§ Instructions for the task:
Below is a listing. Copy each line of it that holds the word "Destination".

§ Supplied records:
━━━━━━━━━━━━━━━━━━━━━━━━━━━━━━

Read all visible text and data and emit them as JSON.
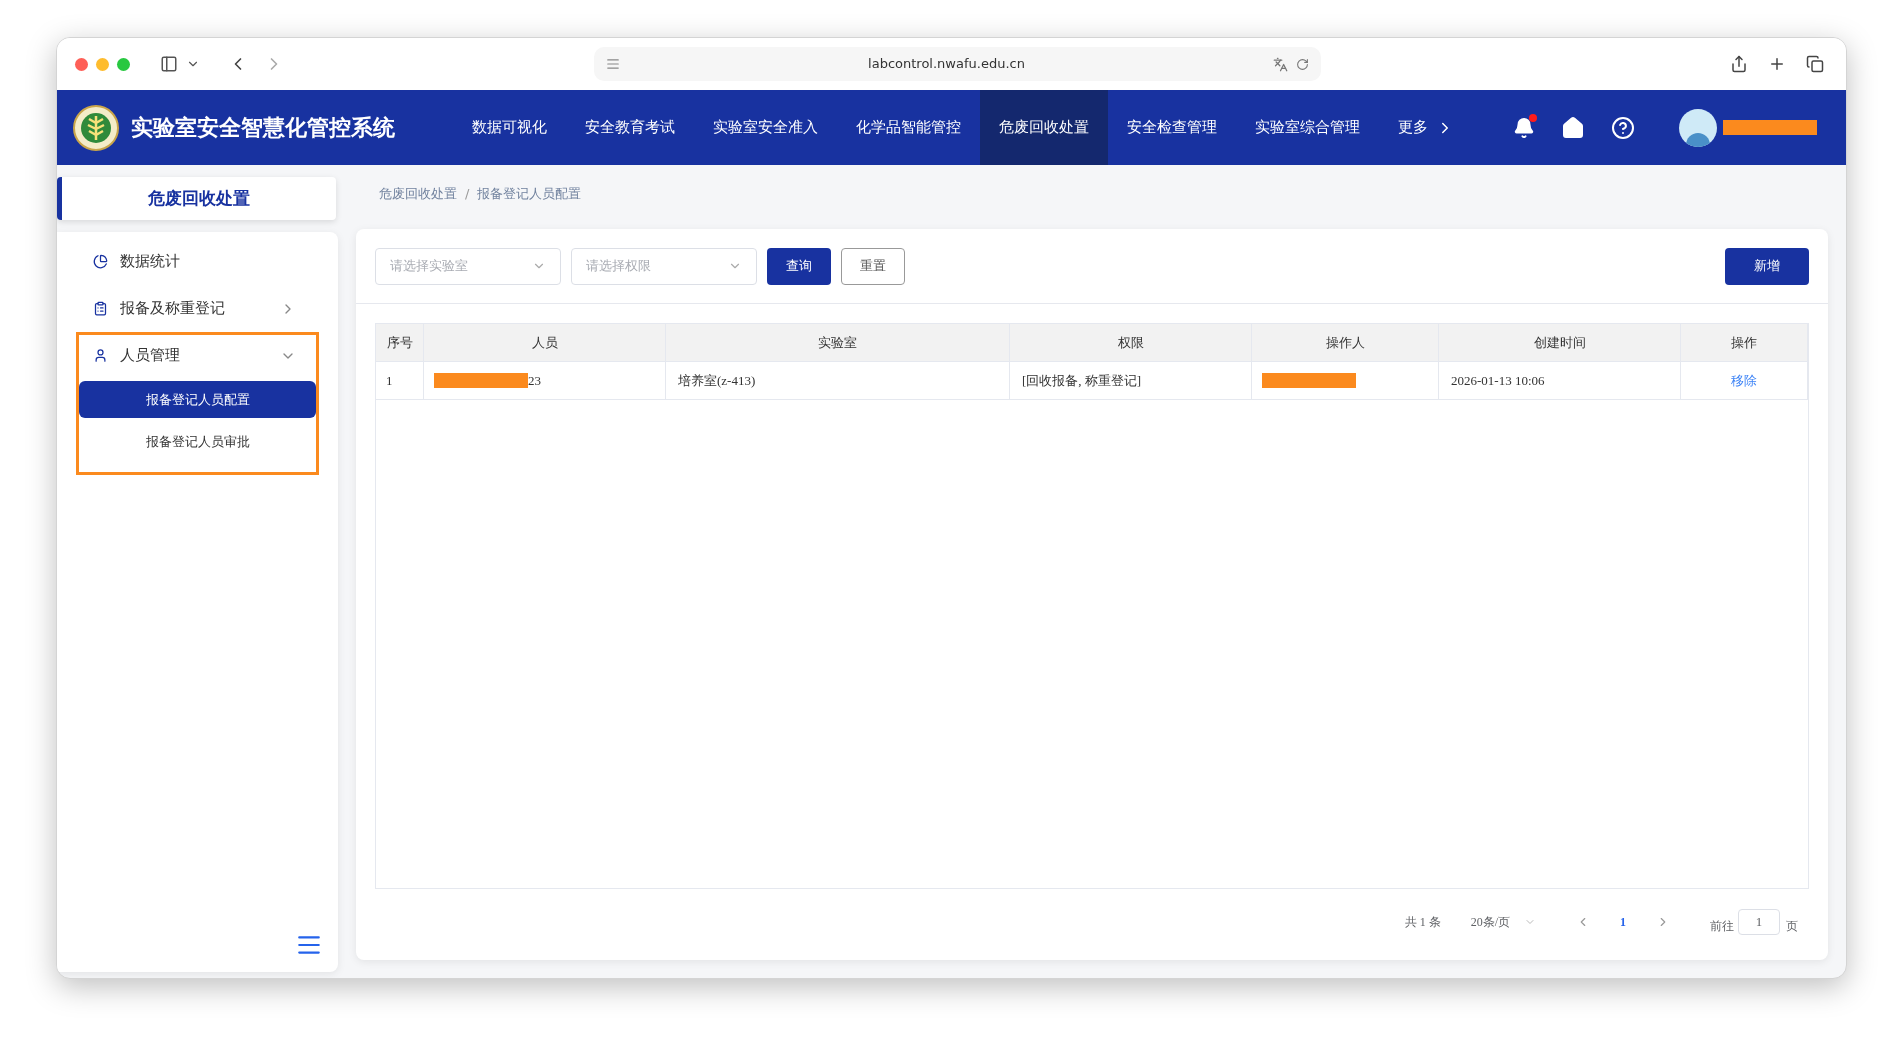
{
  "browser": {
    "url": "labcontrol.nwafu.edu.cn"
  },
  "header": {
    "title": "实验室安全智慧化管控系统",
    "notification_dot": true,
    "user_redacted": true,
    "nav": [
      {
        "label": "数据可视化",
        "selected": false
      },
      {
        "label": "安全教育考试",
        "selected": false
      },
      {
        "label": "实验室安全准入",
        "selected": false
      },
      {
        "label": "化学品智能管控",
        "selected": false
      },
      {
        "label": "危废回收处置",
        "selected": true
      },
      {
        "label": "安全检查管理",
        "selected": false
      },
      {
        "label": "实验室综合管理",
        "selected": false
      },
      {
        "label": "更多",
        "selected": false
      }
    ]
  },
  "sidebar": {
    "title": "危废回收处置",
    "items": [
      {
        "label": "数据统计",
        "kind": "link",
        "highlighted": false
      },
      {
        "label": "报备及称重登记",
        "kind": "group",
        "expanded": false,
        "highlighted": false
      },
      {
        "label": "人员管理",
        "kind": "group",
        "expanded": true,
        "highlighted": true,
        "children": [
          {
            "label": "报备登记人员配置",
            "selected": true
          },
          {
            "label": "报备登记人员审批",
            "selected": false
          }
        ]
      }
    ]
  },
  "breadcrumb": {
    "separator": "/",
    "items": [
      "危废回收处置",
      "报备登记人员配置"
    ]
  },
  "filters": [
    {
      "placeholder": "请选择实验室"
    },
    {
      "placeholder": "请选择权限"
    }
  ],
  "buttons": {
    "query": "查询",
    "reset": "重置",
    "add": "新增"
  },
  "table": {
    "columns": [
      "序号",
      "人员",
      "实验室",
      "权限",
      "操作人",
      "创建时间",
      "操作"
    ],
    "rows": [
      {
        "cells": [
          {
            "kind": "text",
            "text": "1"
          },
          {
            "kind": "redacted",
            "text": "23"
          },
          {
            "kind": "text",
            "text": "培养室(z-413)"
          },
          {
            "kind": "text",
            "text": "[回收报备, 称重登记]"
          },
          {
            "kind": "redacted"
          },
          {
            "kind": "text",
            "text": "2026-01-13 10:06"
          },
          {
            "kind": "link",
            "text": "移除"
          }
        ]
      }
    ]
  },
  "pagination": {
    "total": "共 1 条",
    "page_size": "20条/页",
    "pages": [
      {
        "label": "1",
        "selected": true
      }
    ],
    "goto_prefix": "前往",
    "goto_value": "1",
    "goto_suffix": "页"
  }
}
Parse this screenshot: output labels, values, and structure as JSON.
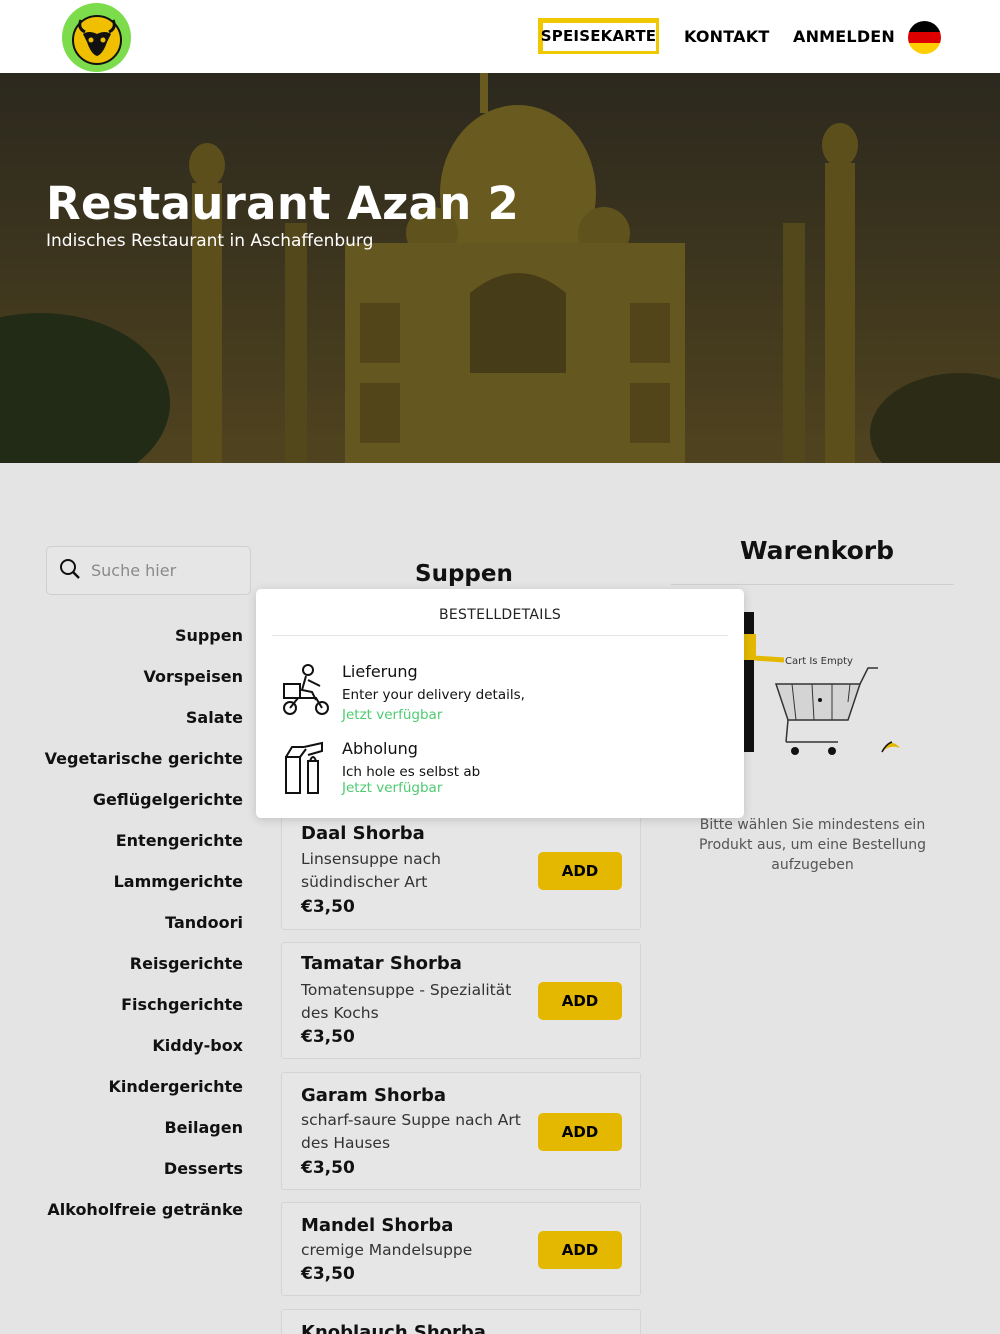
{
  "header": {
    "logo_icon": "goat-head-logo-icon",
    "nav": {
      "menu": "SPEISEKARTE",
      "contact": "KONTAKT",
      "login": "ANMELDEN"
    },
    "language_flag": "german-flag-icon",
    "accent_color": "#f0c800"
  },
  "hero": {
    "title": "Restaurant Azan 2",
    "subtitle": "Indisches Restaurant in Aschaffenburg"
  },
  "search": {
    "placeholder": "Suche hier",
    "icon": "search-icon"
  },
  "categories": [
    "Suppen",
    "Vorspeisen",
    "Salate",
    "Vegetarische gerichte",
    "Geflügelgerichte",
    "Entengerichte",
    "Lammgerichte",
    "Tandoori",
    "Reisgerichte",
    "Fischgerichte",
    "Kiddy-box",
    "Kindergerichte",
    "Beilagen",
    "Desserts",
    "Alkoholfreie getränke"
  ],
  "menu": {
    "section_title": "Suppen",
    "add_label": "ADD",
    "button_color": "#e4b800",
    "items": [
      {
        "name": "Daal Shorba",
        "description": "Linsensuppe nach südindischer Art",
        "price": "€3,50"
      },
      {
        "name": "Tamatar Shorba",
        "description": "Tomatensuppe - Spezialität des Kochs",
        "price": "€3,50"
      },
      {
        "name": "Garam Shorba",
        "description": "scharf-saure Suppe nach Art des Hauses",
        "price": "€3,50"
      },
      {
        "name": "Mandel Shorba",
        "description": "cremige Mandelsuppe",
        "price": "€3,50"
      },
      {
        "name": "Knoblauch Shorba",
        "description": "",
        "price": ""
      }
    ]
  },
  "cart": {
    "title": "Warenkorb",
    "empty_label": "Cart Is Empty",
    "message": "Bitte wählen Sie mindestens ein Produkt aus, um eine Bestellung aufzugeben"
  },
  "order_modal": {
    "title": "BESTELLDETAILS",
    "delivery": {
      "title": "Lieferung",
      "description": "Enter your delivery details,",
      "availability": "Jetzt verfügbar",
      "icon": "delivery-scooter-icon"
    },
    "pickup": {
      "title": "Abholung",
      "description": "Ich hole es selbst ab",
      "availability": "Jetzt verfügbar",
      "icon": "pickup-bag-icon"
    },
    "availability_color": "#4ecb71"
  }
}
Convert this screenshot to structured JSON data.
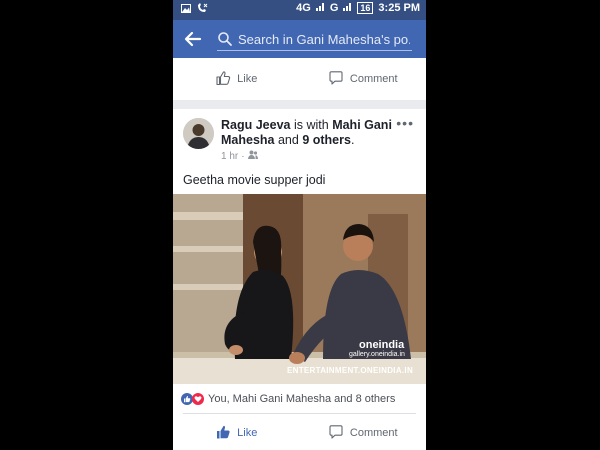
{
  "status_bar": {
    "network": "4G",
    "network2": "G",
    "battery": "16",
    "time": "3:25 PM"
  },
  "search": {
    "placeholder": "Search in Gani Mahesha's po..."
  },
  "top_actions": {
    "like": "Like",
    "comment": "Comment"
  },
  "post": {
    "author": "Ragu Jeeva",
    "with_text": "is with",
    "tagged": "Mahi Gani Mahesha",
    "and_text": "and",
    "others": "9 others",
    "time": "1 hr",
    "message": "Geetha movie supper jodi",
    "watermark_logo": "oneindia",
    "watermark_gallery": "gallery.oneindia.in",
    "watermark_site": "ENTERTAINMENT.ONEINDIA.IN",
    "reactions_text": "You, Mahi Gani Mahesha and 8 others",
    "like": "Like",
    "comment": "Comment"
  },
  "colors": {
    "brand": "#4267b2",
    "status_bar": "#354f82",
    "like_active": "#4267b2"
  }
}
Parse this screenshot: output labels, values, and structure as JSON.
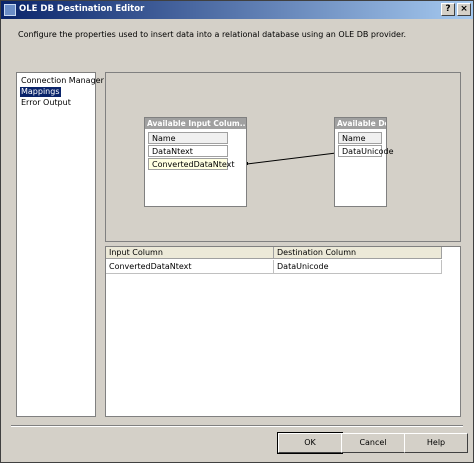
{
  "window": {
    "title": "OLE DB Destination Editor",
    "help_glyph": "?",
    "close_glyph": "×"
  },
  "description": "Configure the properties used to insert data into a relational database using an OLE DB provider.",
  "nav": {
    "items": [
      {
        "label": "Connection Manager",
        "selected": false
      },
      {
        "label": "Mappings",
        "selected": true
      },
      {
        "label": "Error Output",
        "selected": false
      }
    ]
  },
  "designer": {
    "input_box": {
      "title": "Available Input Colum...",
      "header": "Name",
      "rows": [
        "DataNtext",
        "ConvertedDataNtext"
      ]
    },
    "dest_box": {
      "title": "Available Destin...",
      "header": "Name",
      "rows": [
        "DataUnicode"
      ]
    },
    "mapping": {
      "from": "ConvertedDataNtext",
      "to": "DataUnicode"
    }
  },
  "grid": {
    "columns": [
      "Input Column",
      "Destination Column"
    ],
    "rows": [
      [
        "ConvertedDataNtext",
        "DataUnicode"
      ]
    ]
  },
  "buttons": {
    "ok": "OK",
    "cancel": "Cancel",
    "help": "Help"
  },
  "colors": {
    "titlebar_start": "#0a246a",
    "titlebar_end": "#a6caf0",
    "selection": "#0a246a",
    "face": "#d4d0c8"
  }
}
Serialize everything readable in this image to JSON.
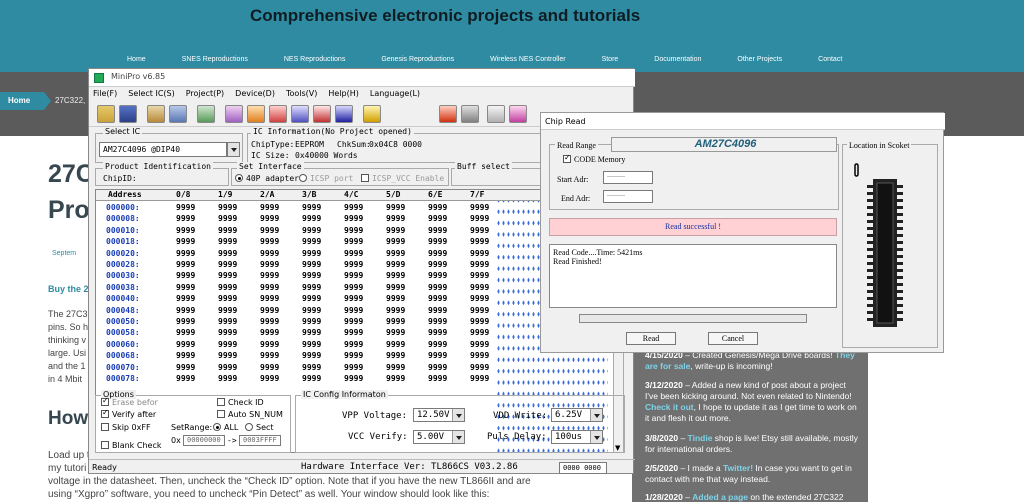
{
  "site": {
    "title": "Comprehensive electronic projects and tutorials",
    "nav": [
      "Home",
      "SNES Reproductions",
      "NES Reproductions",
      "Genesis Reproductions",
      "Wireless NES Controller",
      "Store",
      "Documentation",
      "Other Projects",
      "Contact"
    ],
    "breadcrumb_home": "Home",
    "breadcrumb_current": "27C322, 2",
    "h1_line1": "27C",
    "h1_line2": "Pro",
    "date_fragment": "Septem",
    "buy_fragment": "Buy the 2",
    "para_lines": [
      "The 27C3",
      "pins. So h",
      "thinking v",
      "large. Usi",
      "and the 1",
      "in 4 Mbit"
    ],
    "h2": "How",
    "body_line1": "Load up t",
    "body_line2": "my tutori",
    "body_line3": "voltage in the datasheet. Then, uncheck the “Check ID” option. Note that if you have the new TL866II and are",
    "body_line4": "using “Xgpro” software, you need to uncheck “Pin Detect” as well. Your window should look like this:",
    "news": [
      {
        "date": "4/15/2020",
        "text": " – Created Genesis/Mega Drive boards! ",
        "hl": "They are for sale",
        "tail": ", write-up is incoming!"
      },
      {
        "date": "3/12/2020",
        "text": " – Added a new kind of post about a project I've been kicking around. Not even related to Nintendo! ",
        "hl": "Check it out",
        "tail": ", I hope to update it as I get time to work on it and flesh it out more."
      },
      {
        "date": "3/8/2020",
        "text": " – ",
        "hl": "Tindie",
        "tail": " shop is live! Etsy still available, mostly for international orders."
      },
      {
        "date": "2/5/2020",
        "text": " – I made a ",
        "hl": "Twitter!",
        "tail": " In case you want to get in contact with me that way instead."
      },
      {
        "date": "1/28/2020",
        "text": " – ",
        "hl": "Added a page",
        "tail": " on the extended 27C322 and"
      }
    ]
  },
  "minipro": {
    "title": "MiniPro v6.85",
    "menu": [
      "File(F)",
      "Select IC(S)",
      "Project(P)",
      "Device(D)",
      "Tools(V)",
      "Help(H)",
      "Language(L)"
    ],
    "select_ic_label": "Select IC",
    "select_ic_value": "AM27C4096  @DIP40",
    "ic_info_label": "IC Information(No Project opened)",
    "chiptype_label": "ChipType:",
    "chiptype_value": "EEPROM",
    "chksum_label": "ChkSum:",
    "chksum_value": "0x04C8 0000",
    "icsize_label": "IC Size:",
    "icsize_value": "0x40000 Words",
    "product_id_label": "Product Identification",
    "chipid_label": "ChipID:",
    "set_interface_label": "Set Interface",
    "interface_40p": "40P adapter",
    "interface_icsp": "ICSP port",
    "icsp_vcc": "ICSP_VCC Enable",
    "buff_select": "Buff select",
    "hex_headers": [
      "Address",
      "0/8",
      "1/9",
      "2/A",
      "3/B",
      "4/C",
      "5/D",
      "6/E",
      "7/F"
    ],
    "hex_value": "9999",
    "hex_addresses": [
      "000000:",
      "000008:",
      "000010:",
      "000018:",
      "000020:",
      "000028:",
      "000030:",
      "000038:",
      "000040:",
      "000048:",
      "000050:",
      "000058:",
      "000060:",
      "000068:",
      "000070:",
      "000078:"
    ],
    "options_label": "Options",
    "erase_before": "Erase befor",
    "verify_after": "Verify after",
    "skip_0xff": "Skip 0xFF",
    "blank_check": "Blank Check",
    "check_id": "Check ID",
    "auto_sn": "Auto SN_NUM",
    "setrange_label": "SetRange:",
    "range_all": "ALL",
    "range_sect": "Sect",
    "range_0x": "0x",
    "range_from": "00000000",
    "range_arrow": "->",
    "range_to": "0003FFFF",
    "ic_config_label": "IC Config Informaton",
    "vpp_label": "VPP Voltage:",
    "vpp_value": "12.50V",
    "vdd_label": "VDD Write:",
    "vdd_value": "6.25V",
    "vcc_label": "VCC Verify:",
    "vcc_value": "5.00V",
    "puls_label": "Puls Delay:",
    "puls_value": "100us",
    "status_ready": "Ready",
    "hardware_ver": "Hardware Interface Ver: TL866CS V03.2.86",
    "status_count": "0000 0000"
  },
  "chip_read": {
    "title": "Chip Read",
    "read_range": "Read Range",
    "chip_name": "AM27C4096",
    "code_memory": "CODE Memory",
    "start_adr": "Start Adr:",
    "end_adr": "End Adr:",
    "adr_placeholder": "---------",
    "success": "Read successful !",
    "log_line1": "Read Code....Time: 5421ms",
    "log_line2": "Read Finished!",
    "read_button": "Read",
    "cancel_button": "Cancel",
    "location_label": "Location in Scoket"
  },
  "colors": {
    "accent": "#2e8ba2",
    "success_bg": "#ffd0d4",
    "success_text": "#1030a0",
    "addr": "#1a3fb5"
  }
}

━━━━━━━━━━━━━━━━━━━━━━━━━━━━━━

§ Answer to this exercise:
    "title": "OLE DB Destination Editor",
      "Destination Column"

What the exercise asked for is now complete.